(INFORMATION SUPPLIED)

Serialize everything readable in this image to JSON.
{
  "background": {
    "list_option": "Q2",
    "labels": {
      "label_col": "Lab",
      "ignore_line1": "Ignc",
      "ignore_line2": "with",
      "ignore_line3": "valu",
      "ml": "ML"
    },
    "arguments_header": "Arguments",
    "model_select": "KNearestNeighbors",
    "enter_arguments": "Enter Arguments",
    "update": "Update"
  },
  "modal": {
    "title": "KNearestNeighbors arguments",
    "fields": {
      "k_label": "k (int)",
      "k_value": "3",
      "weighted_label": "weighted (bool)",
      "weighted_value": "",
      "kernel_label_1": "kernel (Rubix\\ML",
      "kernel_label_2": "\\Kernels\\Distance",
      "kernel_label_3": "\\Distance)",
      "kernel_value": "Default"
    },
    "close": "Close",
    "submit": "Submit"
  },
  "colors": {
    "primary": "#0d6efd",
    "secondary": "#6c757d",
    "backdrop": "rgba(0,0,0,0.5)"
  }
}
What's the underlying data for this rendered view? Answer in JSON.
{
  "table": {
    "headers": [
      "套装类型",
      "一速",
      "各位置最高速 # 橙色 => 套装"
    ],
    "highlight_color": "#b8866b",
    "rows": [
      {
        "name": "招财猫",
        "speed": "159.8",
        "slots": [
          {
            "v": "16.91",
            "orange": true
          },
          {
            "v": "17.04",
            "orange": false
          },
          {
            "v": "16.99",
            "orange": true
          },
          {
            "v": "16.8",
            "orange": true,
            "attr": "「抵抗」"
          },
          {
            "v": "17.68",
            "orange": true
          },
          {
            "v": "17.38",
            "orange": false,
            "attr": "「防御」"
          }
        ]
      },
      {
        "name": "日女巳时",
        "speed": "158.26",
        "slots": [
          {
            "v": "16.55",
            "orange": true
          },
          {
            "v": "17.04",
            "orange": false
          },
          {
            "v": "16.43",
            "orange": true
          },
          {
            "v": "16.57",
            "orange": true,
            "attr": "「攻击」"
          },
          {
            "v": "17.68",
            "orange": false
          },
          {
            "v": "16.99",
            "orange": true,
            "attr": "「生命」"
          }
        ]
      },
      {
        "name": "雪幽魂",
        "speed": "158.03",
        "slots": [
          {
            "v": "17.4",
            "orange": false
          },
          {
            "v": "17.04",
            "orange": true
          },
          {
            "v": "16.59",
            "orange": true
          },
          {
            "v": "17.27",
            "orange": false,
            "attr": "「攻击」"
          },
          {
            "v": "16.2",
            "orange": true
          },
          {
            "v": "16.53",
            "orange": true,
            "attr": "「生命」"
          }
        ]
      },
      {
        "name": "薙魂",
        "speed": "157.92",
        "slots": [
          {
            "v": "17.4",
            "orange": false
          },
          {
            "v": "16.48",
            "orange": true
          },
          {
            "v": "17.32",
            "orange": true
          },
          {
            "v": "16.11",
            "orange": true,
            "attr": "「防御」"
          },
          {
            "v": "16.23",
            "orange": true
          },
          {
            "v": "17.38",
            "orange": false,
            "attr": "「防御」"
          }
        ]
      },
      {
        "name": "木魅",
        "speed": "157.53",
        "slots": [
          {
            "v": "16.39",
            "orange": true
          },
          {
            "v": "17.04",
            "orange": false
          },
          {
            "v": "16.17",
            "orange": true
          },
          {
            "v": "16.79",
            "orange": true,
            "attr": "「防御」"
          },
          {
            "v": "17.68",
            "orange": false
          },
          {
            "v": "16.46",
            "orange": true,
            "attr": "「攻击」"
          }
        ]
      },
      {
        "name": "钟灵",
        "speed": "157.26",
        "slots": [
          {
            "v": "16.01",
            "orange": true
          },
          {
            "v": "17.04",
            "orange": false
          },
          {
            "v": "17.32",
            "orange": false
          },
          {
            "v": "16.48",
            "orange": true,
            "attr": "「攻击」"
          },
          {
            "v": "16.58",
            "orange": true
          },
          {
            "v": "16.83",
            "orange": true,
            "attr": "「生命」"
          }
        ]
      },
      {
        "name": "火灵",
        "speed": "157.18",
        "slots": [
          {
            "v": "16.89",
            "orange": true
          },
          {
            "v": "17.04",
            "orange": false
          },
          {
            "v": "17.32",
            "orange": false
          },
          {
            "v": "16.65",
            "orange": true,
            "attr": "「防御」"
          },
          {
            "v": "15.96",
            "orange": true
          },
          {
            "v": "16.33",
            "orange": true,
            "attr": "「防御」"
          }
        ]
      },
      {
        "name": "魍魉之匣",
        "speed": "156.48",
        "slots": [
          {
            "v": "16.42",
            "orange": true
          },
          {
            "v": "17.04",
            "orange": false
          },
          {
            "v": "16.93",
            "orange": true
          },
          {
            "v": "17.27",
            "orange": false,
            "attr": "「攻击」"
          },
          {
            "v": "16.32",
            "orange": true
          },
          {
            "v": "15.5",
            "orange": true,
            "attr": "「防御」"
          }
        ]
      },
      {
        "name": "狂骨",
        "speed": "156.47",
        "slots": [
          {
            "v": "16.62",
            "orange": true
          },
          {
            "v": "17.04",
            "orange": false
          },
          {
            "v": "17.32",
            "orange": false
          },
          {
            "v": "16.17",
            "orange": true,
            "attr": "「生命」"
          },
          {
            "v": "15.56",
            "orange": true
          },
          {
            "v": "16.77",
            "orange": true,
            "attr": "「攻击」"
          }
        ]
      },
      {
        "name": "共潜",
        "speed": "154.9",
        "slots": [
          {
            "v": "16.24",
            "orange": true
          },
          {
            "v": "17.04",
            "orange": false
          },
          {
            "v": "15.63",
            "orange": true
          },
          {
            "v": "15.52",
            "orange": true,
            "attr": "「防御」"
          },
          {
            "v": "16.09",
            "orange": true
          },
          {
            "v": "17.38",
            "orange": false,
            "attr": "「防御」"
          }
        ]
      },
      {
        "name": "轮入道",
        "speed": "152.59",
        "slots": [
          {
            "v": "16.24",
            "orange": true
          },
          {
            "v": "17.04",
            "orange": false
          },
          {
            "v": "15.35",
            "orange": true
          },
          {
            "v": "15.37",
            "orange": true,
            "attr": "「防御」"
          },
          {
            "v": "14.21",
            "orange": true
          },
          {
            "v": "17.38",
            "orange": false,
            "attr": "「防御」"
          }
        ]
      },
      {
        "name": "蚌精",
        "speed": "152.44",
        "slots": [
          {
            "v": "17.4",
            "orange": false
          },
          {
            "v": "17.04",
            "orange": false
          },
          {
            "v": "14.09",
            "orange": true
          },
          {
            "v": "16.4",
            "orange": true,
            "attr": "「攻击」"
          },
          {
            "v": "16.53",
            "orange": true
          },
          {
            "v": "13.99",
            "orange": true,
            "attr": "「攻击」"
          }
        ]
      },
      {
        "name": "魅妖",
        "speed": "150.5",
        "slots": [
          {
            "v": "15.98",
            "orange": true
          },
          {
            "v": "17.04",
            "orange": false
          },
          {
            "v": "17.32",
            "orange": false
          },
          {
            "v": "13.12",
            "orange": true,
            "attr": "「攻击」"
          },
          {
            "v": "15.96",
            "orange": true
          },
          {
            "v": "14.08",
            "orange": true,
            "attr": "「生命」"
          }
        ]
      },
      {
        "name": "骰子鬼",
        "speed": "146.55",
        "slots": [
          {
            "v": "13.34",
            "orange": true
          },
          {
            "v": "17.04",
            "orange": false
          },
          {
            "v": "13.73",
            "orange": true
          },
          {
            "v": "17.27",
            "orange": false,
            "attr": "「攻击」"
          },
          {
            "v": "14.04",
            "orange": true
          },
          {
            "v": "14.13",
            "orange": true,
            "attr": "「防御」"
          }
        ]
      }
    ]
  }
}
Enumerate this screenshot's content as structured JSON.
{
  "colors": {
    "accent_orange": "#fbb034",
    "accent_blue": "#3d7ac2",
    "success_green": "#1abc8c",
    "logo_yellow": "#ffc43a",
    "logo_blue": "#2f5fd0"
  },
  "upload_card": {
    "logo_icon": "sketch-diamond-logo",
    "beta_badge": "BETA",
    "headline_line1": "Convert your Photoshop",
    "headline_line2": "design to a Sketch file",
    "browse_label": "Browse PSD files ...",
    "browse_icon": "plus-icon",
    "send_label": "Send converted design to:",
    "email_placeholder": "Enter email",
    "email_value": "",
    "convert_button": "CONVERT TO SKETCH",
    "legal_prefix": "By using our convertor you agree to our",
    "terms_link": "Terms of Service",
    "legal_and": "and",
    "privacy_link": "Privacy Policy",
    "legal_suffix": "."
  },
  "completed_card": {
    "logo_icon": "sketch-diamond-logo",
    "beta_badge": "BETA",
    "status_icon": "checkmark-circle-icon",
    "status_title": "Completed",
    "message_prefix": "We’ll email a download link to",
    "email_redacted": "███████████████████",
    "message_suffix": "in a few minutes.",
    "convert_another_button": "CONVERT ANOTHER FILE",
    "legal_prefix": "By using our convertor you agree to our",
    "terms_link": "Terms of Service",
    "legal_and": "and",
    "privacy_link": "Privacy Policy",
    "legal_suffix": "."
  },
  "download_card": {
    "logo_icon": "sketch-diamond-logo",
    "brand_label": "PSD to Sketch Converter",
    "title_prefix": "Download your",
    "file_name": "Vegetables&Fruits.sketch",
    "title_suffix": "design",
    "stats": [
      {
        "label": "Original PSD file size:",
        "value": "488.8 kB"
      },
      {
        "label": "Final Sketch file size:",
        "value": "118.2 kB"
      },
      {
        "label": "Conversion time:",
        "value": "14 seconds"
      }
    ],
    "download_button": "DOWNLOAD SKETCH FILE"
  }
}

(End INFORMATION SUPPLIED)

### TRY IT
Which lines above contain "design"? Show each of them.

### SOLVED PROBLEM
    "headline_line2": "design to a Sketch file",
    "send_label": "Send converted design to:",
    "title_suffix": "design",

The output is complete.